(Excerpts from an interface dataset)
------------
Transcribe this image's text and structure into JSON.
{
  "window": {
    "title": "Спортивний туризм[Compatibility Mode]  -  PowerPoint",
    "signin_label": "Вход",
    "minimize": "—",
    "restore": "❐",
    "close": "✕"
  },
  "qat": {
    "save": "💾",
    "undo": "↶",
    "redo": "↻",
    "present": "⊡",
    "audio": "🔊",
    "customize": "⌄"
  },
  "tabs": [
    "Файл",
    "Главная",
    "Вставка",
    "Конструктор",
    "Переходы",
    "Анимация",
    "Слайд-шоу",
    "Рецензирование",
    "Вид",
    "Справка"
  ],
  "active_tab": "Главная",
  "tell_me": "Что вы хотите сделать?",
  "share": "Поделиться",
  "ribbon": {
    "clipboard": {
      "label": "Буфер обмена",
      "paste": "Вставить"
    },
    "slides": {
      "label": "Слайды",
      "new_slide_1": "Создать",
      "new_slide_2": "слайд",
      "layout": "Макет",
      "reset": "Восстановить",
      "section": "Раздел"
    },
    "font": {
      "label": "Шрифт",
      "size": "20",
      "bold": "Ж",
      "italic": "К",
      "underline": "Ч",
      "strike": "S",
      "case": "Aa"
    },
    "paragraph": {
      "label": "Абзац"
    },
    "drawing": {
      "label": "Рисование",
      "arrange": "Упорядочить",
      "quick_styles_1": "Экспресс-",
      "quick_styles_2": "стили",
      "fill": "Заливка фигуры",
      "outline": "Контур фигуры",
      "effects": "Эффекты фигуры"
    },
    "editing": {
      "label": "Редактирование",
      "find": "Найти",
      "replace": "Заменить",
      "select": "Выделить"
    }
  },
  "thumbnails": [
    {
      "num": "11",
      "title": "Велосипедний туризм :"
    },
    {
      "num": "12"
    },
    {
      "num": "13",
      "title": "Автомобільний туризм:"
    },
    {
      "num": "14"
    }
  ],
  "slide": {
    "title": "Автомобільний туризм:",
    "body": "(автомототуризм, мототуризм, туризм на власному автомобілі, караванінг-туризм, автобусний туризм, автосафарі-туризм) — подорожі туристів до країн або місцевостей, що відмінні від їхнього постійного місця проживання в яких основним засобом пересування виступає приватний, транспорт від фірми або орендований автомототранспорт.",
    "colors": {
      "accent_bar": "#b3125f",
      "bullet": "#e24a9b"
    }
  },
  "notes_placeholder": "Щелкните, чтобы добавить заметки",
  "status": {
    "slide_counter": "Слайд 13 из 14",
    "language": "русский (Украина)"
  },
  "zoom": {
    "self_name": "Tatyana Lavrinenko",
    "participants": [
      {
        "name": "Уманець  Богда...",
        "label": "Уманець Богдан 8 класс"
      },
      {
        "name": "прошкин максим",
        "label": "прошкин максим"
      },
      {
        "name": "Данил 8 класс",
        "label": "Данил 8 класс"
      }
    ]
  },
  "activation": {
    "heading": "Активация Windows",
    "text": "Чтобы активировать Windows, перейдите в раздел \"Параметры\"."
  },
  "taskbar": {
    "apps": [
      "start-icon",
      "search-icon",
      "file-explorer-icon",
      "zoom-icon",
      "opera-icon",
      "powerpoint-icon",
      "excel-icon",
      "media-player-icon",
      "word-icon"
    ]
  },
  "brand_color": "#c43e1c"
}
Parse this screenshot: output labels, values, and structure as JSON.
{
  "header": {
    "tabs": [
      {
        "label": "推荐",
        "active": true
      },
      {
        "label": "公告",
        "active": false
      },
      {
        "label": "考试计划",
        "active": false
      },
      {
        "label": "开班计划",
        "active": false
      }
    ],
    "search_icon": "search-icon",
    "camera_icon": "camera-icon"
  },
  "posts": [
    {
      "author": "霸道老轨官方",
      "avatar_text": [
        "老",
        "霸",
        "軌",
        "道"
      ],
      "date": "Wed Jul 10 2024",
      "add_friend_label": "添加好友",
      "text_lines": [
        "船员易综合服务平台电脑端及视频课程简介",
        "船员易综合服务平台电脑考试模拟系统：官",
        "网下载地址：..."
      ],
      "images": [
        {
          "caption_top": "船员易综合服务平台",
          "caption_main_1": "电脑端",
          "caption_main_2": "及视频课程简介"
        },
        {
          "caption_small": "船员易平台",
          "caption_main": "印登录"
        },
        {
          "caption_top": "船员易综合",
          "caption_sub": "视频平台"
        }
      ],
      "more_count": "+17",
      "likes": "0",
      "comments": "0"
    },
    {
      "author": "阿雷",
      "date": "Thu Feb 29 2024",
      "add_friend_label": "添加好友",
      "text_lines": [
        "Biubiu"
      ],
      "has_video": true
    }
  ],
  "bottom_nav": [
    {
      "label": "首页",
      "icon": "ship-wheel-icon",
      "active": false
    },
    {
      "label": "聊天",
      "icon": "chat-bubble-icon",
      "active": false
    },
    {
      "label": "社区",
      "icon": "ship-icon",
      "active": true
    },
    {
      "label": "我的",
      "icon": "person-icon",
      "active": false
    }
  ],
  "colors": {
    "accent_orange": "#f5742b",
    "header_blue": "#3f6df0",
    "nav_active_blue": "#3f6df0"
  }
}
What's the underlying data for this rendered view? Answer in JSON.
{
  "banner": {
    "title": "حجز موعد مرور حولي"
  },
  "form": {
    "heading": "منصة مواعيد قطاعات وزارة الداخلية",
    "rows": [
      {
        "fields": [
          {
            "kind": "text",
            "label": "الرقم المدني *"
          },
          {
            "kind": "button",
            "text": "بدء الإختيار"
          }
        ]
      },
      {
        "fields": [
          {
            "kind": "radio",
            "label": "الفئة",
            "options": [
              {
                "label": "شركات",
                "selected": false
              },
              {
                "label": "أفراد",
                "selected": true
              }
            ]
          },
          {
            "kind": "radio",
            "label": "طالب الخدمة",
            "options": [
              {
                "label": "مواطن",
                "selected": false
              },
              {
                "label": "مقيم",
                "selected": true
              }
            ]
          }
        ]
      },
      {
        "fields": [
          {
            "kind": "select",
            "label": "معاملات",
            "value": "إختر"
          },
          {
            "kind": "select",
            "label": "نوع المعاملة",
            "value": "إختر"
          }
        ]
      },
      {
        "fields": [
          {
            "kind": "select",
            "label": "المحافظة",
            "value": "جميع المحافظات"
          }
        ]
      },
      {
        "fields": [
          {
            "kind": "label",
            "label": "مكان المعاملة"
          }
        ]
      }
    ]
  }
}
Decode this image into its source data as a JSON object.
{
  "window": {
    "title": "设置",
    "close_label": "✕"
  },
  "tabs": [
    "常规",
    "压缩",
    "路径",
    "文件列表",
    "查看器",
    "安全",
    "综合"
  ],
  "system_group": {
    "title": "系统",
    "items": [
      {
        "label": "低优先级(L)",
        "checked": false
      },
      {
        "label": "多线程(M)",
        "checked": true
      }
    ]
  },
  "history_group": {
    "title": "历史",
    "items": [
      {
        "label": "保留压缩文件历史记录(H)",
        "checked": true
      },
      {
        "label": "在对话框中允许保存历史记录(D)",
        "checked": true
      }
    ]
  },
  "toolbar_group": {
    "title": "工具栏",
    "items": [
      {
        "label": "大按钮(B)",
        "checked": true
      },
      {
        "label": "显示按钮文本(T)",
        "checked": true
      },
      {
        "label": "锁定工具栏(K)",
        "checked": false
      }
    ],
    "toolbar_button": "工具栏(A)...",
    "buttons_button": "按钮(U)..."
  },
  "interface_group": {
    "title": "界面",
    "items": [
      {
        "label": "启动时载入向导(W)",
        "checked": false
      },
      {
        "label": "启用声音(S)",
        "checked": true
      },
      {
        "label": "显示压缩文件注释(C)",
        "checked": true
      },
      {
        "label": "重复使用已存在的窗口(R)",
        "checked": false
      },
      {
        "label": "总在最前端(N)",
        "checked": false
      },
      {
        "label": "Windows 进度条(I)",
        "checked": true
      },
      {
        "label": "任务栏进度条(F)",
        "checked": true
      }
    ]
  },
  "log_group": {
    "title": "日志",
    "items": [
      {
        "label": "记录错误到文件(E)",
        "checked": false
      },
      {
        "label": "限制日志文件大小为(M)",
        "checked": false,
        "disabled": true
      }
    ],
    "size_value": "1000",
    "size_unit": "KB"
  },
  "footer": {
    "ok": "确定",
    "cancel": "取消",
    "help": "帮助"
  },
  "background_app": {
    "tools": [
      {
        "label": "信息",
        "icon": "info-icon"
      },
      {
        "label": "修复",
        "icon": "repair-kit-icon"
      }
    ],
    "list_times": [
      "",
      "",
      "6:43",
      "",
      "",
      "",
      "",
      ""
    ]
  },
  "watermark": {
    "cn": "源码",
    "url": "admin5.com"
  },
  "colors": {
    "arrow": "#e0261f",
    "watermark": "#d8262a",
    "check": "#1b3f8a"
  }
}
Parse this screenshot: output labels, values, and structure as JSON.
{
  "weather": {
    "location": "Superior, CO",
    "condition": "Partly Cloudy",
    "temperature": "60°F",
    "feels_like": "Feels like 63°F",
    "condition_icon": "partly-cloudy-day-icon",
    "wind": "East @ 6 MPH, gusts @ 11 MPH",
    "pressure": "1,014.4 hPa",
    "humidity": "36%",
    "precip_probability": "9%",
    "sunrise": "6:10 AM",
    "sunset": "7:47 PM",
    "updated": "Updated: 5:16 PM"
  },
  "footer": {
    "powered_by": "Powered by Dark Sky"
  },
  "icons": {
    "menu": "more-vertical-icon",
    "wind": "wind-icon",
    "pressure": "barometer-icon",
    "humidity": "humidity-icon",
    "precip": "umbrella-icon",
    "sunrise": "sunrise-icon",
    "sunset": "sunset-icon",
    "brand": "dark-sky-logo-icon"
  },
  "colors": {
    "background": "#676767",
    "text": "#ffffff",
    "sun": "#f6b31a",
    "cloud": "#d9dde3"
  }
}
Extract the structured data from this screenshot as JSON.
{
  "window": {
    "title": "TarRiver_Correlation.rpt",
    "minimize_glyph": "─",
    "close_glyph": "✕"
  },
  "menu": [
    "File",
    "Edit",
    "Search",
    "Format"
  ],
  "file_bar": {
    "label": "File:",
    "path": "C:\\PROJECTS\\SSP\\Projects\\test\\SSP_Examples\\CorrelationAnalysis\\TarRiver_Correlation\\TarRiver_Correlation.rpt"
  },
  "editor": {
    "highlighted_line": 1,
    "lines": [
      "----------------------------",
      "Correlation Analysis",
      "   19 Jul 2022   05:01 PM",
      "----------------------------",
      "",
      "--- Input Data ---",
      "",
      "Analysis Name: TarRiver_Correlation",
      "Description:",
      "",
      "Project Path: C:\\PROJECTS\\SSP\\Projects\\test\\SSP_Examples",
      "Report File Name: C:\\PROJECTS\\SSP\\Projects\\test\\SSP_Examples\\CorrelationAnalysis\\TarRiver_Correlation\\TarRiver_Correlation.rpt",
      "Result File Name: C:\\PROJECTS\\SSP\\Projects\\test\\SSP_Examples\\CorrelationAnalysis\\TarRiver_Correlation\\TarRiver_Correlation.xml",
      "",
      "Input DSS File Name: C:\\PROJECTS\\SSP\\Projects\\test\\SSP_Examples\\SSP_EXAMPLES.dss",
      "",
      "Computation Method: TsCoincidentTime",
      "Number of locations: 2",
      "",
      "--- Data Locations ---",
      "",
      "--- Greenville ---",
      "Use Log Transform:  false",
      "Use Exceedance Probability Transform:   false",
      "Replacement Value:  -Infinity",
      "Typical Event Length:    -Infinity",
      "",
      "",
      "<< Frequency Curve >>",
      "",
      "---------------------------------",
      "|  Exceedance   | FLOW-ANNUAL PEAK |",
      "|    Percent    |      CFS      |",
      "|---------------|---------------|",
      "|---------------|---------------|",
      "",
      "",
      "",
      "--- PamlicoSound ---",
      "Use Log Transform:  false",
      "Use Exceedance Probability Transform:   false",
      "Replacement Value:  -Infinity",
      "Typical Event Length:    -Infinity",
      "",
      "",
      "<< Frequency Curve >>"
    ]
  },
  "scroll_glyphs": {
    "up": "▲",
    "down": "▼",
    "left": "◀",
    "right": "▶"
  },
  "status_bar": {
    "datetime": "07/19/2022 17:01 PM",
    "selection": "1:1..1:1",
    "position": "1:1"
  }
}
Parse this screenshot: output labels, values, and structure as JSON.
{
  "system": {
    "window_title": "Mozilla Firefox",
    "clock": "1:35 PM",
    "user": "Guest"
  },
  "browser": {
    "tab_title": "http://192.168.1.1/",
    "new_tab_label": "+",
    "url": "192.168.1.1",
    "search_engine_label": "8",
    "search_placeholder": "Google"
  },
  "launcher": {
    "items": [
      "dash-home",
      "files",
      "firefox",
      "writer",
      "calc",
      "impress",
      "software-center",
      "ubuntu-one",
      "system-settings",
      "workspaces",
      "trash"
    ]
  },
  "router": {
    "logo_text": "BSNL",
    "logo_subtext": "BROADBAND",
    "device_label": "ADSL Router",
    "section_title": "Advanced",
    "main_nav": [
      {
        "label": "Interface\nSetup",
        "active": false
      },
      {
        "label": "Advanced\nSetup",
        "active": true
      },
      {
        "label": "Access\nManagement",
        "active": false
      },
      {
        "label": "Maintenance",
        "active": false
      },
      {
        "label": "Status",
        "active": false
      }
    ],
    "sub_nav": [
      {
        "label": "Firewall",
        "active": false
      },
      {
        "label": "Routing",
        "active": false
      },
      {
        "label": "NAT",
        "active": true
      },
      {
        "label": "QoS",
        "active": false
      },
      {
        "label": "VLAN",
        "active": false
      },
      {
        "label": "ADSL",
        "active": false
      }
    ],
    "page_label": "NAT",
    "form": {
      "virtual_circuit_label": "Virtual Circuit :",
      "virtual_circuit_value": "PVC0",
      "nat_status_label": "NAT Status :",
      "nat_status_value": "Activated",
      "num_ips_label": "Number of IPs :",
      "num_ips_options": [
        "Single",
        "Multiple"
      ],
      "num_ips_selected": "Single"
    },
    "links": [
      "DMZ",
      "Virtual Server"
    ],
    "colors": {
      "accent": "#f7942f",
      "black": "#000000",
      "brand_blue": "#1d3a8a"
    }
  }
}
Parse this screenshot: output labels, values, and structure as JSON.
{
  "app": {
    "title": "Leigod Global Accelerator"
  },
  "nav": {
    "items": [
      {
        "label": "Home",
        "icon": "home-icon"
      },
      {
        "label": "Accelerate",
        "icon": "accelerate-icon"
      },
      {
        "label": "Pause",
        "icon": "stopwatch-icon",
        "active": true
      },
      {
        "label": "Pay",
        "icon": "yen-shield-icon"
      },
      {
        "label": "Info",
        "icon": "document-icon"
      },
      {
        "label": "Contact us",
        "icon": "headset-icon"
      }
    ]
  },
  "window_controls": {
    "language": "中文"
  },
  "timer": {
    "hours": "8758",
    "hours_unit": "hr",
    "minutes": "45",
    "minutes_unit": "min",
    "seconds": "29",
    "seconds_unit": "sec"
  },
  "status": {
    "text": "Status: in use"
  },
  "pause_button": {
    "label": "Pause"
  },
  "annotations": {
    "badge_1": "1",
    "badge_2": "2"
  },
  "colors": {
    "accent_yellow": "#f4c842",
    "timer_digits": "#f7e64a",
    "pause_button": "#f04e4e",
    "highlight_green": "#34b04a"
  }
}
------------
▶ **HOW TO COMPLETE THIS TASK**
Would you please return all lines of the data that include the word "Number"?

▶ **WORKED SOLUTION**
      "Number of locations: 2",
      "num_ips_label": "Number of IPs :",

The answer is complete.